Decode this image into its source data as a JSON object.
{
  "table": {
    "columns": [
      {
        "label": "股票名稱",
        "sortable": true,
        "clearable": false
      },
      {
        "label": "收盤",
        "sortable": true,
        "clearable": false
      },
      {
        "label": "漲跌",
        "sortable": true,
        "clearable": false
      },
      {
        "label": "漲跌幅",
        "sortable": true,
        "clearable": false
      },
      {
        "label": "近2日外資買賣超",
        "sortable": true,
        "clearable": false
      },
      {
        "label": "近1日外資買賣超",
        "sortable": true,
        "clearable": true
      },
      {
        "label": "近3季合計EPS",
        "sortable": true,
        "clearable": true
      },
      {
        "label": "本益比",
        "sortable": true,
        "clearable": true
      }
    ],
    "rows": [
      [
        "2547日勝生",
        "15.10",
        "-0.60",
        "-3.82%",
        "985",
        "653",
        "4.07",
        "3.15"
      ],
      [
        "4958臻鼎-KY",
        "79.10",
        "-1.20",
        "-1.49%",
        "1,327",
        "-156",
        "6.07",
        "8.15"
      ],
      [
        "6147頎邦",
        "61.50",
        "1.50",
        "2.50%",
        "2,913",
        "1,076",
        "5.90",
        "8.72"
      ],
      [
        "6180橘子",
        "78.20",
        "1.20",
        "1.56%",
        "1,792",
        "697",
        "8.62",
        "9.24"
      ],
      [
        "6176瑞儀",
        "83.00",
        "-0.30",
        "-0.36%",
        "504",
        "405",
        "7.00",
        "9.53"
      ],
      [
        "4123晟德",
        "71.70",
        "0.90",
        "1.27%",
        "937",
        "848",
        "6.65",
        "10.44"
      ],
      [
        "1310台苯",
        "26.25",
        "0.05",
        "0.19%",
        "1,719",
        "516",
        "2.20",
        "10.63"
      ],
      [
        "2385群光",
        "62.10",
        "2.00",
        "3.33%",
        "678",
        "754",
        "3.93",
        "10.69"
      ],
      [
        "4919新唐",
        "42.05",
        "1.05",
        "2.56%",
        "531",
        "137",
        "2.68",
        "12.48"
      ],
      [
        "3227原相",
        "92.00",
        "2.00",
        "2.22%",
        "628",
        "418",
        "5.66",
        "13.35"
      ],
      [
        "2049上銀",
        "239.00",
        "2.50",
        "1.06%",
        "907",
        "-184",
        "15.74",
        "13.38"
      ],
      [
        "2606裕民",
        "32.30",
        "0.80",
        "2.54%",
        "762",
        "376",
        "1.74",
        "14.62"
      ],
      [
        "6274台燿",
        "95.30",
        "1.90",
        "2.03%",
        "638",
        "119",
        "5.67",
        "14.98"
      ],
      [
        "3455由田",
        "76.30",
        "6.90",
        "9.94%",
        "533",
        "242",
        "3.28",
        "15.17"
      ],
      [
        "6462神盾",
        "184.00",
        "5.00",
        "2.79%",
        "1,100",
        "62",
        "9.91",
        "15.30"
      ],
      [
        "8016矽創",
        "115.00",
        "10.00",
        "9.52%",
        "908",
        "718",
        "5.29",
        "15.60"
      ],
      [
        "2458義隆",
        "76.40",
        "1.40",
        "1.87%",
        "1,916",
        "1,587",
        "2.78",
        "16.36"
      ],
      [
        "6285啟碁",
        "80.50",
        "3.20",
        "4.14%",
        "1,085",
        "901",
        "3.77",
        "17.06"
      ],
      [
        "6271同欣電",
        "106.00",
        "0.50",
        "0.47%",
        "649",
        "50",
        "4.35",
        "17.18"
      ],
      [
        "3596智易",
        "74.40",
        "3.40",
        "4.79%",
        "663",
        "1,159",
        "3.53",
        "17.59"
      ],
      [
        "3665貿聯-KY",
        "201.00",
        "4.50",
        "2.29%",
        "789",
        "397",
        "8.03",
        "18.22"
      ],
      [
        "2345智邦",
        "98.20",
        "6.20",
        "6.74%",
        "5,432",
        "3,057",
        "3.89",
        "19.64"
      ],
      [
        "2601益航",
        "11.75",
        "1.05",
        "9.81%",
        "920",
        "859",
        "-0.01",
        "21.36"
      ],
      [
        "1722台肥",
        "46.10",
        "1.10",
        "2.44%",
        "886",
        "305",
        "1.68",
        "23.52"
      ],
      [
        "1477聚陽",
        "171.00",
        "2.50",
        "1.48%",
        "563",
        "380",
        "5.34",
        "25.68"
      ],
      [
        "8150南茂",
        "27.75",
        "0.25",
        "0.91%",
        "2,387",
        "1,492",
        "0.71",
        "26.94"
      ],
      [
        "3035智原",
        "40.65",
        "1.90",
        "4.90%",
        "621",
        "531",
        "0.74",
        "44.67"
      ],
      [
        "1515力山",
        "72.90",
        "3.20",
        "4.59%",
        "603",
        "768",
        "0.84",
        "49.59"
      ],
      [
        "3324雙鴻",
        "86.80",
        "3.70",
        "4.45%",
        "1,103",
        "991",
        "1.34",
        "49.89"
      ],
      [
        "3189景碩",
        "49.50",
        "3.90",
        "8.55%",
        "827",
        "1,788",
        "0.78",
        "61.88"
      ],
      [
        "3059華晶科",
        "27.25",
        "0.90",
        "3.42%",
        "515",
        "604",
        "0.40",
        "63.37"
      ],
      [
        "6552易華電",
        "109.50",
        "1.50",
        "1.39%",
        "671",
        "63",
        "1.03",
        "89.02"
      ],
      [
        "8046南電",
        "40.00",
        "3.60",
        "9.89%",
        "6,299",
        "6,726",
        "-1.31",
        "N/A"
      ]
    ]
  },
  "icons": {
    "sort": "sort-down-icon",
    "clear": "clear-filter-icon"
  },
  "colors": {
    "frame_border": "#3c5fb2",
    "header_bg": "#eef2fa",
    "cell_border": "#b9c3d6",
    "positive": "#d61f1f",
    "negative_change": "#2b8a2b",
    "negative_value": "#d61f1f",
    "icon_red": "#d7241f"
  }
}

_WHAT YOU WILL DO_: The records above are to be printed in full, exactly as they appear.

_OUTPUT OF THE TASK_:
Decode this image into its source data as a JSON object.
{
  "table": {
    "columns": [
      {
        "label": "股票名稱",
        "sortable": true,
        "clearable": false
      },
      {
        "label": "收盤",
        "sortable": true,
        "clearable": false
      },
      {
        "label": "漲跌",
        "sortable": true,
        "clearable": false
      },
      {
        "label": "漲跌幅",
        "sortable": true,
        "clearable": false
      },
      {
        "label": "近2日外資買賣超",
        "sortable": true,
        "clearable": false
      },
      {
        "label": "近1日外資買賣超",
        "sortable": true,
        "clearable": true
      },
      {
        "label": "近3季合計EPS",
        "sortable": true,
        "clearable": true
      },
      {
        "label": "本益比",
        "sortable": true,
        "clearable": true
      }
    ],
    "rows": [
      [
        "2547日勝生",
        "15.10",
        "-0.60",
        "-3.82%",
        "985",
        "653",
        "4.07",
        "3.15"
      ],
      [
        "4958臻鼎-KY",
        "79.10",
        "-1.20",
        "-1.49%",
        "1,327",
        "-156",
        "6.07",
        "8.15"
      ],
      [
        "6147頎邦",
        "61.50",
        "1.50",
        "2.50%",
        "2,913",
        "1,076",
        "5.90",
        "8.72"
      ],
      [
        "6180橘子",
        "78.20",
        "1.20",
        "1.56%",
        "1,792",
        "697",
        "8.62",
        "9.24"
      ],
      [
        "6176瑞儀",
        "83.00",
        "-0.30",
        "-0.36%",
        "504",
        "405",
        "7.00",
        "9.53"
      ],
      [
        "4123晟德",
        "71.70",
        "0.90",
        "1.27%",
        "937",
        "848",
        "6.65",
        "10.44"
      ],
      [
        "1310台苯",
        "26.25",
        "0.05",
        "0.19%",
        "1,719",
        "516",
        "2.20",
        "10.63"
      ],
      [
        "2385群光",
        "62.10",
        "2.00",
        "3.33%",
        "678",
        "754",
        "3.93",
        "10.69"
      ],
      [
        "4919新唐",
        "42.05",
        "1.05",
        "2.56%",
        "531",
        "137",
        "2.68",
        "12.48"
      ],
      [
        "3227原相",
        "92.00",
        "2.00",
        "2.22%",
        "628",
        "418",
        "5.66",
        "13.35"
      ],
      [
        "2049上銀",
        "239.00",
        "2.50",
        "1.06%",
        "907",
        "-184",
        "15.74",
        "13.38"
      ],
      [
        "2606裕民",
        "32.30",
        "0.80",
        "2.54%",
        "762",
        "376",
        "1.74",
        "14.62"
      ],
      [
        "6274台燿",
        "95.30",
        "1.90",
        "2.03%",
        "638",
        "119",
        "5.67",
        "14.98"
      ],
      [
        "3455由田",
        "76.30",
        "6.90",
        "9.94%",
        "533",
        "242",
        "3.28",
        "15.17"
      ],
      [
        "6462神盾",
        "184.00",
        "5.00",
        "2.79%",
        "1,100",
        "62",
        "9.91",
        "15.30"
      ],
      [
        "8016矽創",
        "115.00",
        "10.00",
        "9.52%",
        "908",
        "718",
        "5.29",
        "15.60"
      ],
      [
        "2458義隆",
        "76.40",
        "1.40",
        "1.87%",
        "1,916",
        "1,587",
        "2.78",
        "16.36"
      ],
      [
        "6285啟碁",
        "80.50",
        "3.20",
        "4.14%",
        "1,085",
        "901",
        "3.77",
        "17.06"
      ],
      [
        "6271同欣電",
        "106.00",
        "0.50",
        "0.47%",
        "649",
        "50",
        "4.35",
        "17.18"
      ],
      [
        "3596智易",
        "74.40",
        "3.40",
        "4.79%",
        "663",
        "1,159",
        "3.53",
        "17.59"
      ],
      [
        "3665貿聯-KY",
        "201.00",
        "4.50",
        "2.29%",
        "789",
        "397",
        "8.03",
        "18.22"
      ],
      [
        "2345智邦",
        "98.20",
        "6.20",
        "6.74%",
        "5,432",
        "3,057",
        "3.89",
        "19.64"
      ],
      [
        "2601益航",
        "11.75",
        "1.05",
        "9.81%",
        "920",
        "859",
        "-0.01",
        "21.36"
      ],
      [
        "1722台肥",
        "46.10",
        "1.10",
        "2.44%",
        "886",
        "305",
        "1.68",
        "23.52"
      ],
      [
        "1477聚陽",
        "171.00",
        "2.50",
        "1.48%",
        "563",
        "380",
        "5.34",
        "25.68"
      ],
      [
        "8150南茂",
        "27.75",
        "0.25",
        "0.91%",
        "2,387",
        "1,492",
        "0.71",
        "26.94"
      ],
      [
        "3035智原",
        "40.65",
        "1.90",
        "4.90%",
        "621",
        "531",
        "0.74",
        "44.67"
      ],
      [
        "1515力山",
        "72.90",
        "3.20",
        "4.59%",
        "603",
        "768",
        "0.84",
        "49.59"
      ],
      [
        "3324雙鴻",
        "86.80",
        "3.70",
        "4.45%",
        "1,103",
        "991",
        "1.34",
        "49.89"
      ],
      [
        "3189景碩",
        "49.50",
        "3.90",
        "8.55%",
        "827",
        "1,788",
        "0.78",
        "61.88"
      ],
      [
        "3059華晶科",
        "27.25",
        "0.90",
        "3.42%",
        "515",
        "604",
        "0.40",
        "63.37"
      ],
      [
        "6552易華電",
        "109.50",
        "1.50",
        "1.39%",
        "671",
        "63",
        "1.03",
        "89.02"
      ],
      [
        "8046南電",
        "40.00",
        "3.60",
        "9.89%",
        "6,299",
        "6,726",
        "-1.31",
        "N/A"
      ]
    ]
  },
  "icons": {
    "sort": "sort-down-icon",
    "clear": "clear-filter-icon"
  },
  "colors": {
    "frame_border": "#3c5fb2",
    "header_bg": "#eef2fa",
    "cell_border": "#b9c3d6",
    "positive": "#d61f1f",
    "negative_change": "#2b8a2b",
    "negative_value": "#d61f1f",
    "icon_red": "#d7241f"
  }
}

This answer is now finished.